EXERCISE BRIEF: In the records that follow, find each line with "特殊效果" and pull it out.

[Records from a data collection]
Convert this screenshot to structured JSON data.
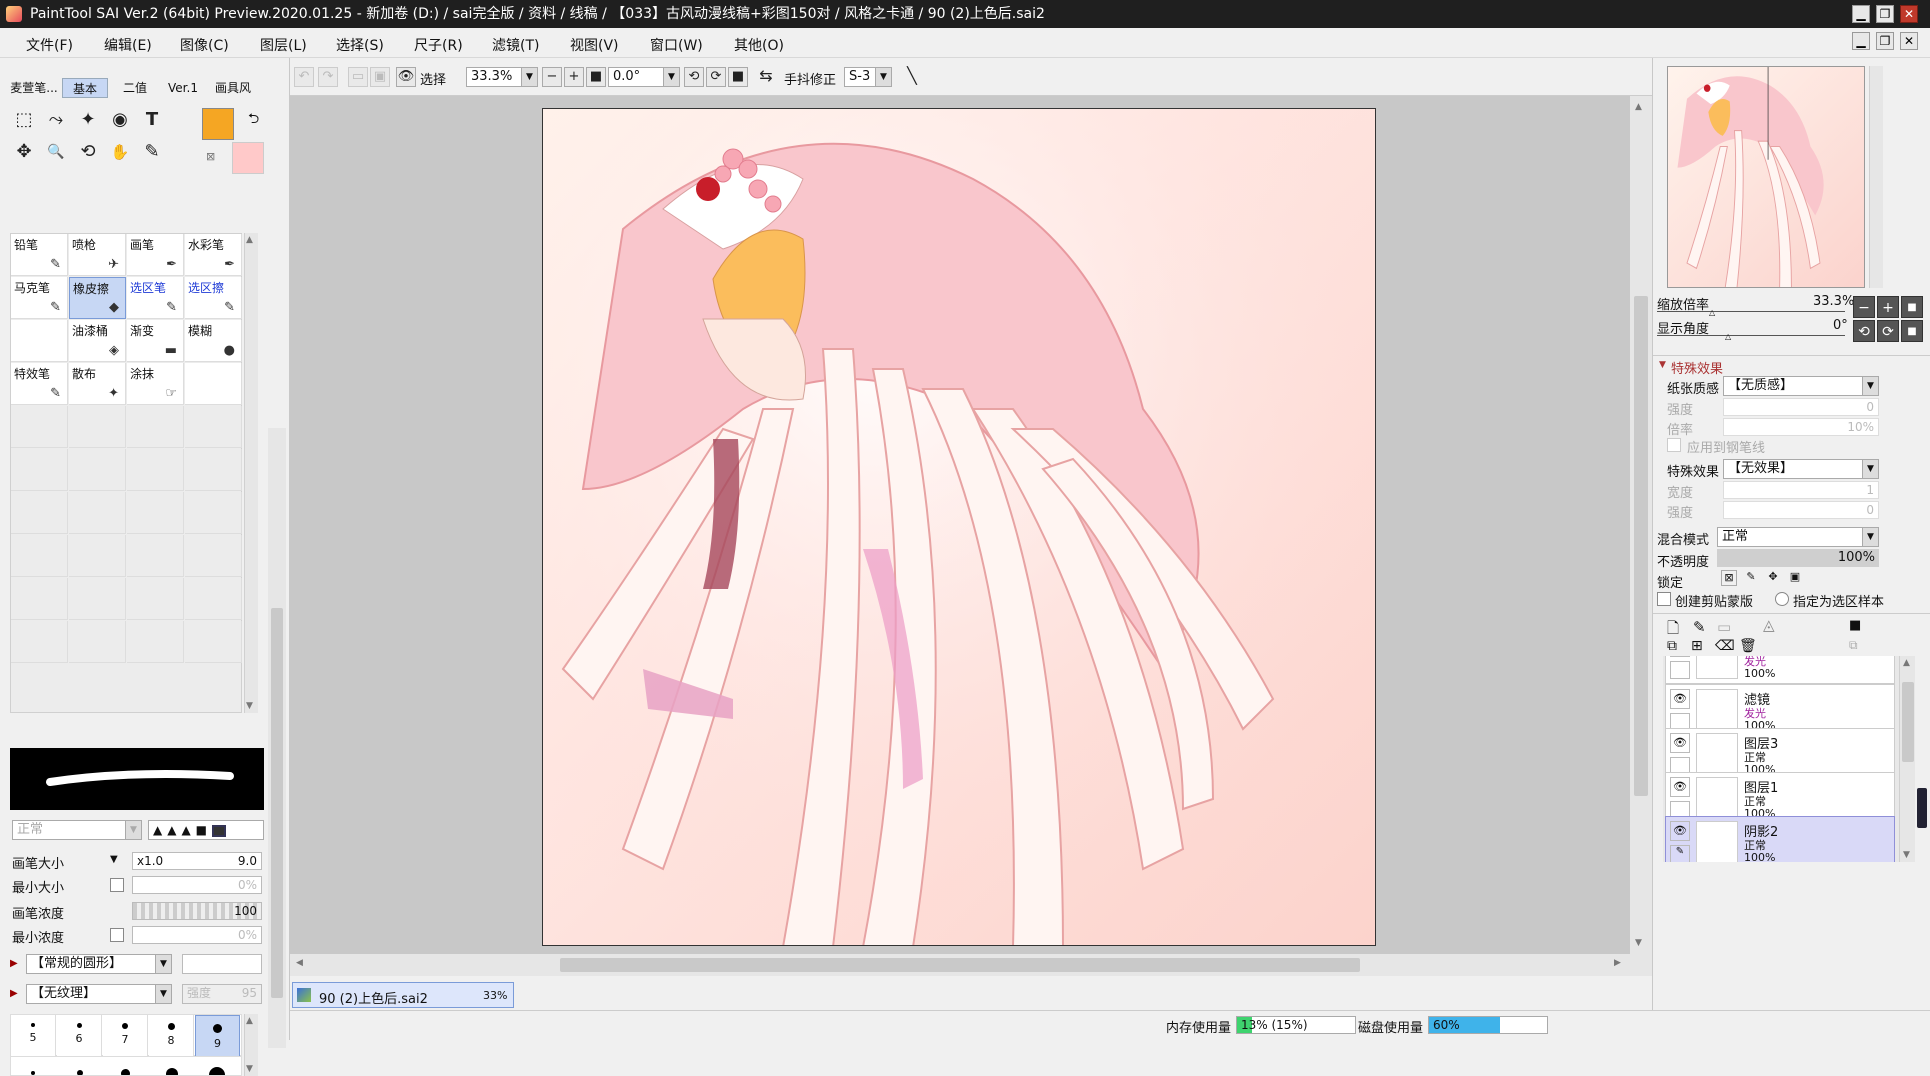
{
  "window": {
    "title": "PaintTool SAI Ver.2 (64bit) Preview.2020.01.25 - 新加卷 (D:) / sai完全版 / 资料 / 线稿 / 【033】古风动漫线稿+彩图150对 / 风格之卡通 / 90 (2)上色后.sai2",
    "controls": [
      "▁",
      "❐",
      "✕"
    ]
  },
  "menu": [
    "文件(F)",
    "编辑(E)",
    "图像(C)",
    "图层(L)",
    "选择(S)",
    "尺子(R)",
    "滤镜(T)",
    "视图(V)",
    "窗口(W)",
    "其他(O)"
  ],
  "left": {
    "tabs": [
      "麦萱笔...",
      "基本",
      "二值",
      "Ver.1",
      "画具风"
    ],
    "active_tab": "基本",
    "tools": [
      "⬚",
      "⤳",
      "✦",
      "◉",
      "T",
      "✥",
      "🔍",
      "⟲",
      "✋",
      "✎"
    ],
    "primary_color": "#f5a623",
    "secondary_color": "#ffc9c9",
    "brushes": [
      {
        "name": "铅笔",
        "icon": "✎",
        "blue": false,
        "selected": false
      },
      {
        "name": "喷枪",
        "icon": "✈",
        "blue": false,
        "selected": false
      },
      {
        "name": "画笔",
        "icon": "✒",
        "blue": false,
        "selected": false
      },
      {
        "name": "水彩笔",
        "icon": "✒",
        "blue": false,
        "selected": false
      },
      {
        "name": "马克笔",
        "icon": "✎",
        "blue": false,
        "selected": false
      },
      {
        "name": "橡皮擦",
        "icon": "◆",
        "blue": false,
        "selected": true
      },
      {
        "name": "选区笔",
        "icon": "✎",
        "blue": true,
        "selected": false
      },
      {
        "name": "选区擦",
        "icon": "✎",
        "blue": true,
        "selected": false
      },
      {
        "name": "",
        "icon": "",
        "blue": false,
        "selected": false
      },
      {
        "name": "油漆桶",
        "icon": "◈",
        "blue": false,
        "selected": false
      },
      {
        "name": "渐变",
        "icon": "▬",
        "blue": false,
        "selected": false
      },
      {
        "name": "模糊",
        "icon": "●",
        "blue": false,
        "selected": false
      },
      {
        "name": "特效笔",
        "icon": "✎",
        "blue": false,
        "selected": false
      },
      {
        "name": "散布",
        "icon": "✦",
        "blue": false,
        "selected": false
      },
      {
        "name": "涂抹",
        "icon": "☞",
        "blue": false,
        "selected": false
      },
      {
        "name": "",
        "icon": "",
        "blue": false,
        "selected": false
      }
    ],
    "blend_mode": "正常",
    "brush_size_label": "画笔大小",
    "brush_size_mult": "x1.0",
    "brush_size_value": "9.0",
    "min_size_label": "最小大小",
    "min_size_value": "0%",
    "density_label": "画笔浓度",
    "density_value": "100",
    "min_density_label": "最小浓度",
    "min_density_value": "0%",
    "shape_dd": "【常规的圆形】",
    "texture_dd": "【无纹理】",
    "texture_strength_label": "强度",
    "texture_strength_value": "95",
    "sizes": [
      "5",
      "6",
      "7",
      "8",
      "9"
    ],
    "selected_size": "9"
  },
  "toolbar": {
    "select_label": "选择",
    "zoom": "33.3%",
    "angle": "0.0°",
    "stabilizer_label": "手抖修正",
    "stabilizer_value": "S-3"
  },
  "doc_tab": {
    "name": "90 (2)上色后.sai2",
    "zoom": "33%"
  },
  "right": {
    "zoom_label": "缩放倍率",
    "zoom_value": "33.3%",
    "angle_label": "显示角度",
    "angle_value": "0°",
    "effects_header": "特殊效果",
    "paper_label": "纸张质感",
    "paper_value": "【无质感】",
    "strength_label": "强度",
    "strength_value": "0",
    "rate_label": "倍率",
    "rate_value": "10%",
    "apply_line_label": "应用到钢笔线",
    "effect_label": "特殊效果",
    "effect_value": "【无效果】",
    "width_label": "宽度",
    "width_value": "1",
    "strength2_label": "强度",
    "strength2_value": "0",
    "blend_label": "混合模式",
    "blend_value": "正常",
    "opacity_label": "不透明度",
    "opacity_value": "100%",
    "lock_label": "锁定",
    "clip_label": "创建剪贴蒙版",
    "sample_label": "指定为选区样本",
    "layers": [
      {
        "name": "",
        "mode": "发光",
        "opacity": "100%",
        "selected": false
      },
      {
        "name": "滤镜",
        "mode": "发光",
        "opacity": "100%",
        "selected": false
      },
      {
        "name": "图层3",
        "mode": "正常",
        "opacity": "100%",
        "selected": false
      },
      {
        "name": "图层1",
        "mode": "正常",
        "opacity": "100%",
        "selected": false
      },
      {
        "name": "阴影2",
        "mode": "正常",
        "opacity": "100%",
        "selected": true
      }
    ]
  },
  "status": {
    "mem_label": "内存使用量",
    "mem_value": "13% (15%)",
    "mem_fraction": 0.13,
    "disk_label": "磁盘使用量",
    "disk_value": "60%",
    "disk_fraction": 0.6
  }
}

RESULT:
    "effects_header": "特殊效果",
    "effect_label": "特殊效果",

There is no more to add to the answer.